General Electric Company (Ticker Symbol: GE) released its second quarter earnings report that came in better than expected while raising its yearly guidance. The company reported an earnings per share beat of .17 cents per share vs. Wall Street analysts’ estimates of .12 cents per share. Additionally, General Electric reported a revenue beat of $28.83 billion vs. Wall Street analysts’ expectations of $28.68 billion. The American multinational conglomerate also raised its 2019 earnings forecast from .50 to .60 cents per share to .55 to .65 cents per share.
General Electric’s industrial free cash flow, one of the most closely watched metrics by investors, reported for the second quarter was negative one billion dollars, which was near the higher end of Wall Street analysts’ expectations. Industrial free cash flow shows the amount of money the company has left after paying for operating expenses and capital spending. General Electric raised its guidance for its 2019 industrial free cash flow from negative $2 billion-Flat ($0) to a range between negative $1 billion to $1 billion. The company stated that the cash flow for the quarter was helped by improvements in its power business.
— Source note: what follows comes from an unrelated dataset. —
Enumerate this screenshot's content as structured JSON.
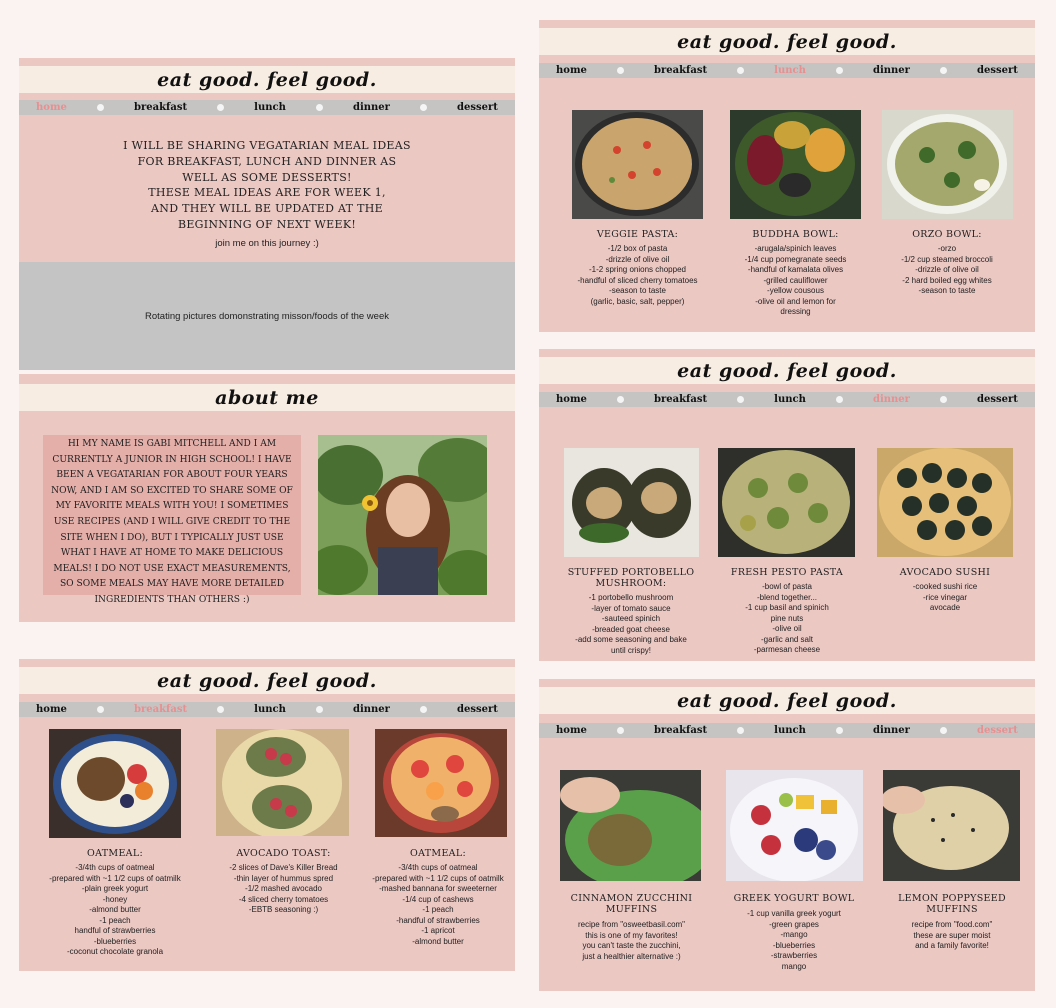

Above is a chart of General Electric stock over the past 20 months. The stock started off 2018 in a massive downtrend from the year prior. General Electric eventually found some support in the second quarter of 2018 around the $12.00 level while forming a descending triangle pattern over the next six months. In a descending triangle, the bottom part of the triangle appears flat and the top part of the triangle has a downward slant. Buyers come in at the lows and prices move higher up. Prices make a lower high, which brings in more sellers and prices retest the old lows. General Electric broke out of this pattern to the downside in November of 2019, led by a disappointing fourth quarter earnings report.
The stock broke out of that pattern and began to trade lower until finding support around the $6.50 price level. General Electric began to form a Double Bottom reversal pattern. A Double Bottom occurs when the price of an asset reaches a low price, has a small rally, then retests that low failing to break below it. The pattern is confirmed once it breaks above the high between the two prior lows. General Electric broke out of that pattern and began to rally nearly 40%. Since then, the stock has been trading within a horizontal channel between the prices of roughly $9.00 and $10.75.
(Chart above courtesy of www.tipranks.com)
Based on a survey of 11 analysts offering 12-month price targets, the average price target for General Electric’s stock is $10.56. According to that number, the stock is priced at a discount relative to Wall Street’s analysts and could be considered undervalued around current levels near $9.03.
Investors traditionally flocked to the American staple for its dividend but General Electric cut that dividend in October of 2018 from .12 cents per share quarterly to .01 cent per share. News came out today from Bernie Madoff whistleblower Harry Markopolos, following the conclusion of a 7-month investigation into General Electric’s financial and accounting statements, as he stated that, “General Electric is a bigger fraud than Enron.” This statement immediately sent the stock lower. Investors in the space should look to GE’s next earnings release on October 30th for fresh news within the company.